20 April 2009

1979-2009: From Group Material to Material Connexion (sic)

Since 1979 at the founding of Group Material - the artist collaborative based in New York - we have seen the practice of art installations as a medium of the artist slowly dissipate as a valid practice. At times chaotic, exhilarating or alternatively subversive, the "activist installations" as they were known have been forfeited for a deliberate gentrification of the gallery and museum space. As a consequence the art we see more and more of, at arms length from Felix Gonzales Torres early political art and what now fills this installation void today, is a combination of art as "personal disclosure"1 and art as "full disclosure" (as in narrative-based exhibits and retrospectives). History has shown us that the material of art can't be legislated into such limited boundaries. And yet the practice we see today seems to say otherwise. Fortunately there are refreshingly new(dis)courses being taken - and gallery formats - that fall outside this common dichotomy of private and public practice (from Magasin 3 in Stocklom to e-flux on the Lower East Side).

Material Connexion (sic)2 is a noted resource library for designers of all fields that display thousands of physical samples of innovative materials.

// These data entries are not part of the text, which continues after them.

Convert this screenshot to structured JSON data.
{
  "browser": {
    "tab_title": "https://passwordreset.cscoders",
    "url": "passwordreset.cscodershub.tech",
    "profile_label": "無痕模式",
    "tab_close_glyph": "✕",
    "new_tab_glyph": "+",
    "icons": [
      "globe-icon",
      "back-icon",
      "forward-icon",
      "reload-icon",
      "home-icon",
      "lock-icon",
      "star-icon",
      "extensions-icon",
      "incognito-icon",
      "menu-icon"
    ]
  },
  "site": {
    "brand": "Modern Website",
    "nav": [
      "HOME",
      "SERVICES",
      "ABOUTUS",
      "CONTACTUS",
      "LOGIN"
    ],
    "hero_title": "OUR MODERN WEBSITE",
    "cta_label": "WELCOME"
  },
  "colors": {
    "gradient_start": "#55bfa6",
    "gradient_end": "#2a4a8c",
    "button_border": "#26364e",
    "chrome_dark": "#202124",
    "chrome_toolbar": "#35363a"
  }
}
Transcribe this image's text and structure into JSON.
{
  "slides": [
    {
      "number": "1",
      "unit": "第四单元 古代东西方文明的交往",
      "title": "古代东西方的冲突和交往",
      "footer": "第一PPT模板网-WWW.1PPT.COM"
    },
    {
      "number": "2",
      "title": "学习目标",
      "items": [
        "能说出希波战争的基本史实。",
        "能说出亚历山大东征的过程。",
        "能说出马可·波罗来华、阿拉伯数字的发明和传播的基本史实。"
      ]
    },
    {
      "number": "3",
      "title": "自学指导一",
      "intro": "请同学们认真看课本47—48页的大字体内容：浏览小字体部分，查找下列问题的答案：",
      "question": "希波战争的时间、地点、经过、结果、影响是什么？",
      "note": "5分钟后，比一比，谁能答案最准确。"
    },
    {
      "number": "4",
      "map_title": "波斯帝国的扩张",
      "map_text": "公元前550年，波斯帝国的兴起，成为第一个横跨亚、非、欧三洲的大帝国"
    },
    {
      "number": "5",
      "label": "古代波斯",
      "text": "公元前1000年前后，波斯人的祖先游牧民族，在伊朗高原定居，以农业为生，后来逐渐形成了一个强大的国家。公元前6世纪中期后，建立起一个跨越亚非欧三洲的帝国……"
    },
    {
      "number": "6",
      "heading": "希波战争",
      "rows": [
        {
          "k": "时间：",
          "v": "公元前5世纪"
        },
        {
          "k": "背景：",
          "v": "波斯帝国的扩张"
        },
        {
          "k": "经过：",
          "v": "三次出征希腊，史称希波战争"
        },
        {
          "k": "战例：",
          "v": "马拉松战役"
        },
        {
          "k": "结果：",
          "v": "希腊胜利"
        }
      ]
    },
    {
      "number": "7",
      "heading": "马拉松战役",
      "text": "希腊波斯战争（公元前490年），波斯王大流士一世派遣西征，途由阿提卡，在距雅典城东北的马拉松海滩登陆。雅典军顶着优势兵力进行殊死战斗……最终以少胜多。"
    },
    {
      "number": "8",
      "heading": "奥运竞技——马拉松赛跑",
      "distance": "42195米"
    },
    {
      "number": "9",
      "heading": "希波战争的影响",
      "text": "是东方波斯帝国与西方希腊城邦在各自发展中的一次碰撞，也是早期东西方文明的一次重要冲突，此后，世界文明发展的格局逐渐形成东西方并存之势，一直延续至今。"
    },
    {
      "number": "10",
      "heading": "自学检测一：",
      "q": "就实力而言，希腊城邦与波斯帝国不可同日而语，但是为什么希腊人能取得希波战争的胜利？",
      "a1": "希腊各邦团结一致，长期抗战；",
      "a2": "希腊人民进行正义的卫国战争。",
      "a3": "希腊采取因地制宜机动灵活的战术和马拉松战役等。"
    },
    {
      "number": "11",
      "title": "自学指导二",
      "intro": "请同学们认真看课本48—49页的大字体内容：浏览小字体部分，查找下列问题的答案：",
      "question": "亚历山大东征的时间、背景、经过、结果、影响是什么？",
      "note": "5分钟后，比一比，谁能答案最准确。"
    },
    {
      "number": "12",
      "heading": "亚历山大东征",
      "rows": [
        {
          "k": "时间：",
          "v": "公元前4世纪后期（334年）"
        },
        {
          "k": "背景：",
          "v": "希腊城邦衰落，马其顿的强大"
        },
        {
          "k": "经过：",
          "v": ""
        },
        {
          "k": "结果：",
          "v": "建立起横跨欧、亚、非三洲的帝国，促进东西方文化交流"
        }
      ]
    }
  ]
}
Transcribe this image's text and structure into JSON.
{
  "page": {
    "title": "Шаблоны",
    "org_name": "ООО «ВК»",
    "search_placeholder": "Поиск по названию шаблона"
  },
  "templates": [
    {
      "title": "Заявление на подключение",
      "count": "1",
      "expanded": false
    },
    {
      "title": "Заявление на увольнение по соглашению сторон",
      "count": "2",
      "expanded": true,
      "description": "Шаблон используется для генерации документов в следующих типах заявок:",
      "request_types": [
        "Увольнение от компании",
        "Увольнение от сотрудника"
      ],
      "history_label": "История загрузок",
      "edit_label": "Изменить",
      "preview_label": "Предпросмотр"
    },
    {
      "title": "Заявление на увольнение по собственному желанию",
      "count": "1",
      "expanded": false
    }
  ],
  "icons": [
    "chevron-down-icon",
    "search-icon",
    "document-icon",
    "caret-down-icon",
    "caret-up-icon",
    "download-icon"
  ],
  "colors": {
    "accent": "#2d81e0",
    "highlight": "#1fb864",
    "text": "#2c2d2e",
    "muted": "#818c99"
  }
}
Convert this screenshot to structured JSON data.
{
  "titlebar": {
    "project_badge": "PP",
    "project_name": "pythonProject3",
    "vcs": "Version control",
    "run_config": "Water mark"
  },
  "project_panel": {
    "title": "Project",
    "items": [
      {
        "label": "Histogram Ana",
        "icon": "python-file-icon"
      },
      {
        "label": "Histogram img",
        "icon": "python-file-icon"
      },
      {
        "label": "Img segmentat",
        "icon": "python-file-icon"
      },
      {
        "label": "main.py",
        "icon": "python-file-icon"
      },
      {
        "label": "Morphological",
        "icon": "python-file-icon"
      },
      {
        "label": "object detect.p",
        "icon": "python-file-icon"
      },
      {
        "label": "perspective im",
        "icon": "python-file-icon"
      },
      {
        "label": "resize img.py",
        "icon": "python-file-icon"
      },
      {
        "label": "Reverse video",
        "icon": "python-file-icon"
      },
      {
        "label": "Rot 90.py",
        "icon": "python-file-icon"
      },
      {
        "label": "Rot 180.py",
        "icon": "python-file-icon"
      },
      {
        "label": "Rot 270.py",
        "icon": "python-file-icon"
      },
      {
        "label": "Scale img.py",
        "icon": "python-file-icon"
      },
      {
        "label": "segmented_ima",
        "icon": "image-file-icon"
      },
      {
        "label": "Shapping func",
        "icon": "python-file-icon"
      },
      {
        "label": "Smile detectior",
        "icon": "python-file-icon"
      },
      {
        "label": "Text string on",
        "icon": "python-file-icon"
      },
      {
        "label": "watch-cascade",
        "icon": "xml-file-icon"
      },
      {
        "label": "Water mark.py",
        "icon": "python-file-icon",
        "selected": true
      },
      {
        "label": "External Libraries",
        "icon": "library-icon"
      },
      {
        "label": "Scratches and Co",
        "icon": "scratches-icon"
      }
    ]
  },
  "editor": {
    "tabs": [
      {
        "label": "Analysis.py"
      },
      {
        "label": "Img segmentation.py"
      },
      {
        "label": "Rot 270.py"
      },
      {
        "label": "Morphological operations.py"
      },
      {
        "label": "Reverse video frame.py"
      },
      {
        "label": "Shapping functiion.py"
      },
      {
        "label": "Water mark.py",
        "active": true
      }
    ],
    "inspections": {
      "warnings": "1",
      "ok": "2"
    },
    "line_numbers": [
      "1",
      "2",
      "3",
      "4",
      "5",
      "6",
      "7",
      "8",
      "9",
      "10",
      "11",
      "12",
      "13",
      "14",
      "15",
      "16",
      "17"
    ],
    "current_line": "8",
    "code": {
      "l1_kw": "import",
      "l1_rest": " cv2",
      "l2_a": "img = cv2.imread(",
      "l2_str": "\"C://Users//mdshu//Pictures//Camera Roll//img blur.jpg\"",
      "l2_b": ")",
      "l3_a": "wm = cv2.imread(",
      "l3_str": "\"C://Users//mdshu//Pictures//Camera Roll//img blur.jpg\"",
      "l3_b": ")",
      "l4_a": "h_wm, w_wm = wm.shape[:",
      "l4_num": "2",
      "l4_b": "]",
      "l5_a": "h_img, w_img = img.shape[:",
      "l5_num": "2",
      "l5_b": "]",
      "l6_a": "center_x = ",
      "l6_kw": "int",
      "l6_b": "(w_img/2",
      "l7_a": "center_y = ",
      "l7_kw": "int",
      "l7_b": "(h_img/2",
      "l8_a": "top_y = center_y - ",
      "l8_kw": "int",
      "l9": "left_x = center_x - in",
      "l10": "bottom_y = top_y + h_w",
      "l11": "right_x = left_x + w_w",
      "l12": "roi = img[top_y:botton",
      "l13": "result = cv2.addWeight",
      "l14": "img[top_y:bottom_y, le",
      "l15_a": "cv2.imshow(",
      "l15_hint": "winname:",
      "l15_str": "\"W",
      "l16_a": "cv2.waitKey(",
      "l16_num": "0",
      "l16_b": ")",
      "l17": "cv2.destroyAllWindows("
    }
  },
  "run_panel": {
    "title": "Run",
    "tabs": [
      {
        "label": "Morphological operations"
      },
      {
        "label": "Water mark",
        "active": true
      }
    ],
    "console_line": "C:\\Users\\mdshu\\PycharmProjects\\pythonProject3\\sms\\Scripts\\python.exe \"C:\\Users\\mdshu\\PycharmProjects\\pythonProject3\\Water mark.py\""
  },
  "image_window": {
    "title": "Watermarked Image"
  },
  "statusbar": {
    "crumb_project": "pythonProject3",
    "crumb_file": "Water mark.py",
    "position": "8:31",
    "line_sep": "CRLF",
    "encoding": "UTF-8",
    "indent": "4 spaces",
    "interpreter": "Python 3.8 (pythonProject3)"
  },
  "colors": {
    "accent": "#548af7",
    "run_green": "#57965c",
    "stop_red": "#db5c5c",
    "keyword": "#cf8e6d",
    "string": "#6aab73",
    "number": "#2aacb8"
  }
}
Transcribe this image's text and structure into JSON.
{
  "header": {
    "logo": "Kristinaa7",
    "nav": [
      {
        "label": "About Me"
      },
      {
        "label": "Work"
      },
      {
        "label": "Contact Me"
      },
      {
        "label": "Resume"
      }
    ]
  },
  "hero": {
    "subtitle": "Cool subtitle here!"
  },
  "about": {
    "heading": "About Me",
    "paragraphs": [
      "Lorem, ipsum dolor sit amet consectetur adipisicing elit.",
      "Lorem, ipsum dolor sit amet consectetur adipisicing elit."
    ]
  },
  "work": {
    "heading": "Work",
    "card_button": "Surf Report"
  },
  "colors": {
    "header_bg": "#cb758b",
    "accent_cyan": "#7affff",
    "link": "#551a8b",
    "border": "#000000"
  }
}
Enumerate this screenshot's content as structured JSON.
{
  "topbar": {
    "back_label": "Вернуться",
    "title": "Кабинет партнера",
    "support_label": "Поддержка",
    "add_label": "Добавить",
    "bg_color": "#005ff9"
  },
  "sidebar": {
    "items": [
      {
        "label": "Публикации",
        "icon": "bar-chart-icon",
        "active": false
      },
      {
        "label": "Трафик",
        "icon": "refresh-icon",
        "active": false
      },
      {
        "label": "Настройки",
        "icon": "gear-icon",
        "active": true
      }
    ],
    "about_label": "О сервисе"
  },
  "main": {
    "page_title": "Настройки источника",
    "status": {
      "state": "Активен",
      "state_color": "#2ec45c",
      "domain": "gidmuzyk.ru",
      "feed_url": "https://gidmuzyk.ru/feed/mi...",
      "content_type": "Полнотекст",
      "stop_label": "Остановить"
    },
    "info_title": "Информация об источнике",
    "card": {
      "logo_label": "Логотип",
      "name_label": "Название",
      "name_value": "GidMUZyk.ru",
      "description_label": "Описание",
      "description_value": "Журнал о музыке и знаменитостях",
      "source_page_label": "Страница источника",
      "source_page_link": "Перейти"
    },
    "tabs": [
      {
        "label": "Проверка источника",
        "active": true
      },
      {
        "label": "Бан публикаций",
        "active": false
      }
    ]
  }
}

The PhD-trained staff serve to jury a selective review of new materials to enter the library (few make it) and provide those interested with the background on a material's performance and sustainable attributes. The downside to this is that access to the resource library is highly controlled and on invitation only for a rather expensive individual or corporate membership. This format of grouping new and technologically advanced materials for the perusal of a very narrow segment of the community is a far cry from Group Materials' mandate for collective education and open social exchanges in their practice. This should come as no surprise: the late 70's utopia having since been sidelined for more practical agendas.

As designers, it is a slippery slope to raise issues of societal ethics with a client (how accessible their resources might be), so we used the design to address these as best we could. The offices opened earlier this spring in conjunction with ICFF. The working staff are more then contented with their new spaces, a wholly different organizational layout then they had anticipated. One example is the conference room at center of their 12,000sq.ft office, resolutely unplayful, which acts both as a closed space and a circulation link between the public and fee paying sectors. This was not asked for in the Material Connexion brief, but with our creative - and oppositional streak - we provided them with a less then neutral space where they least expected it.

Gonzales Torres art, once he left the confines of Group Material, forged an aesthetic that uniquely merged the personal discourse with social content. It is as if the apparent neutrality in his later art were an attempt to re-create the political commentary that was never able to effectively transcend the early installation work themselves. This was Gonzales Torres' predominant mode of artistic practice - and his best work - where the environment of the gallery embodied a a wide political statement veiled in the neutrality of the white-walled gallery.
The design for Material Connexion, and not the least importantly the client's final choices in the build-out, never met that ambition. We will have to try better next time.

1 On Felix Gonzales Torres, see Nancy Spector's fine piece in the Guggenheim Museum Catalog, 2007 and Lewis Kochur on Displaying the Marvelous, MIT Press, 2000. 2 Material Connexion, founded by George Belaryian, has branches in Seoul, Milan, Cologne and Bangkok.